The Rev. Canon Norman S. Hull
“Thank you for the blessing it really helped me focus” said a 6th grade football player after a game. At Campbell Hall, our student’s spiritual life is shaped by chapel worship, but perhaps equally important they are nurtured by blessings that they receive in the ordinary flow of their school day. Whether it be a blessing at the Science Fair, at a sporting event, as they depart for a field trip, when a baby is born in the community, when the maintenance crew is honored or a theatre cast is blessed, they are learning that God’s blessings touch them in the ordinary events of their lives.

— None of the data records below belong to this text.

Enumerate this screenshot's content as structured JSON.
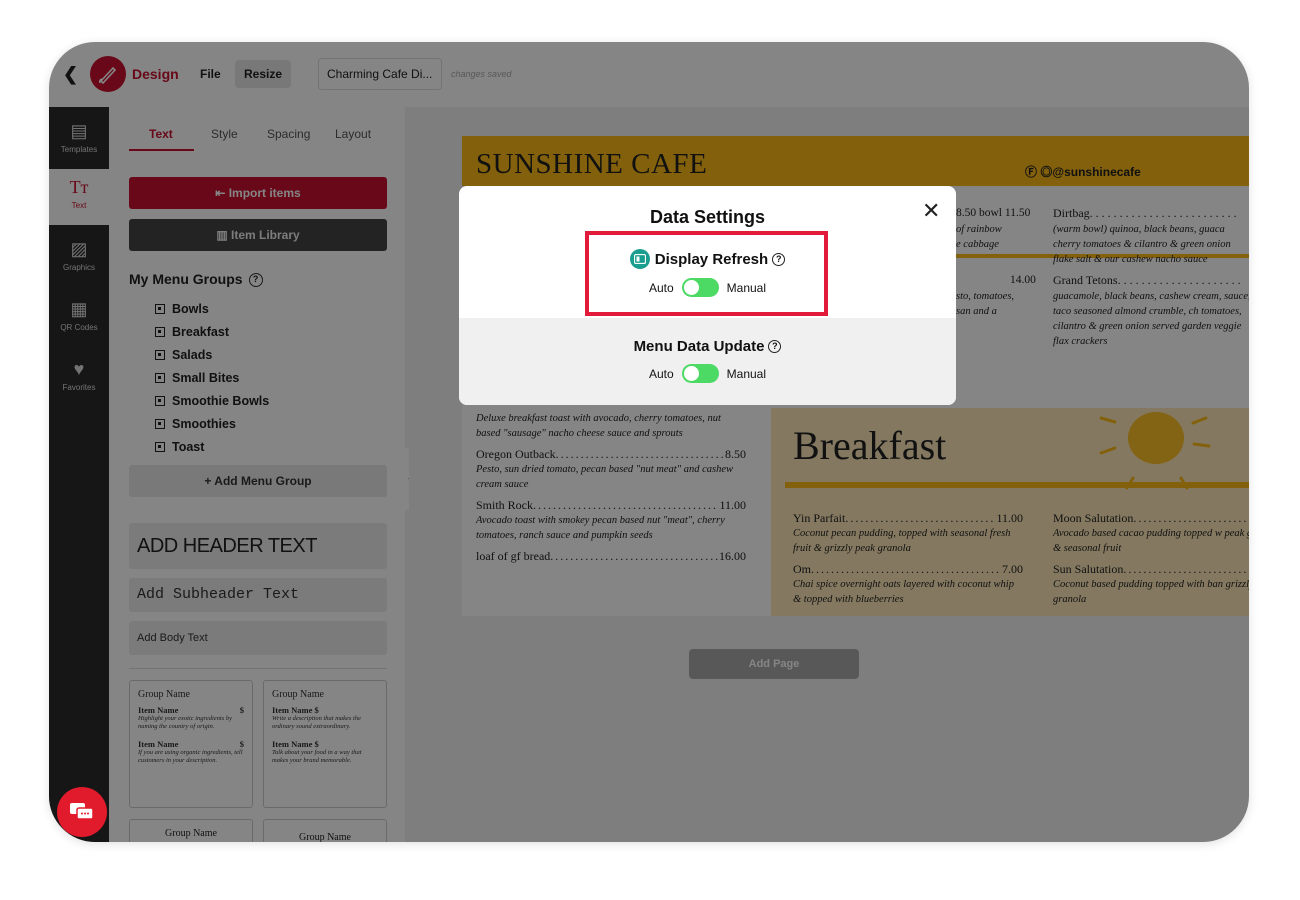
{
  "topbar": {
    "app_name": "Design",
    "file_label": "File",
    "resize_label": "Resize",
    "document_name": "Charming Cafe Di...",
    "save_status": "changes saved"
  },
  "rail": {
    "items": [
      {
        "label": "Templates",
        "icon": "templates-icon"
      },
      {
        "label": "Text",
        "icon": "text-icon",
        "active": true
      },
      {
        "label": "Graphics",
        "icon": "image-icon"
      },
      {
        "label": "QR Codes",
        "icon": "qr-code-icon"
      },
      {
        "label": "Favorites",
        "icon": "heart-icon"
      }
    ]
  },
  "panel": {
    "tabs": [
      "Text",
      "Style",
      "Spacing",
      "Layout"
    ],
    "active_tab": "Text",
    "import_label": "Import items",
    "library_label": "Item Library",
    "groups_title": "My Menu Groups",
    "groups": [
      "Bowls",
      "Breakfast",
      "Salads",
      "Small Bites",
      "Smoothie Bowls",
      "Smoothies",
      "Toast"
    ],
    "add_group_label": "+ Add Menu Group",
    "header_text": "ADD HEADER TEXT",
    "subheader_text": "Add Subheader Text",
    "body_text": "Add Body Text",
    "template1": {
      "group": "Group Name",
      "item1_name": "Item Name",
      "item1_price": "$",
      "item1_desc": "Highlight your exotic ingredients by naming the country of origin.",
      "item2_name": "Item Name",
      "item2_price": "$",
      "item2_desc": "If you are using organic ingredients, tell customers in your description."
    },
    "template2": {
      "group": "Group Name",
      "item1_name": "Item Name $",
      "item1_desc": "Write a description that makes the ordinary sound extraordinary.",
      "item2_name": "Item Name $",
      "item2_desc": "Talk about your food in a way that makes your brand memorable."
    },
    "template3_group": "Group Name",
    "template4_group": "Group Name"
  },
  "menu": {
    "title": "SUNSHINE CAFE",
    "social": "@sunshinecafe",
    "left_items": [
      {
        "name": "",
        "price": "",
        "desc": "Deluxe breakfast toast with avocado, cherry tomatoes, nut based \"sausage\" nacho cheese sauce and sprouts"
      },
      {
        "name": "Oregon Outback",
        "price": "8.50",
        "desc": "Pesto, sun dried tomato, pecan based \"nut meat\" and cashew cream sauce"
      },
      {
        "name": "Smith Rock",
        "price": "11.00",
        "desc": "Avocado toast with smokey pecan based nut \"meat\", cherry tomatoes, ranch sauce and pumpkin seeds"
      },
      {
        "name": "loaf of gf bread",
        "price": "16.00",
        "desc": ""
      }
    ],
    "partial_mid": {
      "price_line": "8.50  bowl 11.50",
      "line1": "of rainbow",
      "line2": "e cabbage",
      "price2": "14.00",
      "line3": "sto, tomatoes,",
      "line4": "san and a"
    },
    "partial_right": {
      "name1": "Dirtbag",
      "desc1": "(warm bowl) quinoa, black beans, guaca cherry tomatoes & cilantro & green onion flake salt & our cashew nacho sauce",
      "name2": "Grand Tetons",
      "desc2": "guacamole, black beans, cashew cream, sauce, taco seasoned almond crumble, ch tomatoes, cilantro & green onion served garden veggie flax crackers"
    },
    "breakfast_title": "Breakfast",
    "breakfast_left": [
      {
        "name": "Yin Parfait",
        "price": "11.00",
        "desc": "Coconut pecan pudding, topped with seasonal fresh fruit & grizzly peak granola"
      },
      {
        "name": "Om",
        "price": "7.00",
        "desc": "Chai spice overnight oats layered with coconut whip & topped with blueberries"
      }
    ],
    "breakfast_right": [
      {
        "name": "Moon Salutation",
        "price": "",
        "desc": "Avocado based cacao pudding topped w peak granola & seasonal fruit"
      },
      {
        "name": "Sun Salutation",
        "price": "",
        "desc": "Coconut based pudding topped with ban grizzly peak granola"
      }
    ],
    "add_page_label": "Add Page"
  },
  "modal": {
    "title": "Data Settings",
    "section1": {
      "title": "Display Refresh",
      "left": "Auto",
      "right": "Manual",
      "state": "on"
    },
    "section2": {
      "title": "Menu Data Update",
      "left": "Auto",
      "right": "Manual",
      "state": "on"
    }
  },
  "colors": {
    "brand_red": "#c8102e",
    "highlight_red": "#e31b3b",
    "toggle_green": "#4cd964",
    "menu_yellow": "#fbb917"
  }
}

I spend a lot of my time at sporting events, and it is interesting to watch the eagerness of the students to receive a blessing minutes before competition. Blessings transcend winning and losing and helps students center themselves on the privilege of being able to compete. They reinforce the importance of teamwork, sportsmanship, and improvement. As eager as they are to play the game and as nervous as they are about facing the opposing team, taking time for a blessing reminds them that there is always time for God in their hurried lives. When a blessing is offered with music blaring in the background, anxious parents chatting in the bleachers, and opposing teams curious about our quiet circle, we are saying not only to the players but to all who are in the gym that there is something greater than all of us that is taking place today.
After years of offering blessings in a school setting, I believe that they have a way of making children aware of the sacredness of life in a way that is natural. The chapel program provides ritual and order, while regular blessings can often feel more natural and connected to the task at hand. When blessings become a part of their everyday lives, they are more likely to be filled with gratitude. For example: when the maintenance crew goes out of its way to set up an event and they are blessed in chapel, the children learn quickly that everyone in the school community is a child of God. A community that routinely offers blessings becomes a community where children begin to see the sacred in all sorts of new places. Children learn that blessings are not reserved just for special occasions such as Confirmations, Bar and Bat Mitzvahs, and Baptisms. Rather, they are interwoven into the regularity of their lives. My hope is that when the students are adults and they face the challenges that life offers, they will always experience God’s blessings.
The Rev. Canon Norman S. Hull is Lower and Middle School Chaplain at Campbell Hall (Episcopal), North Hollywood, California.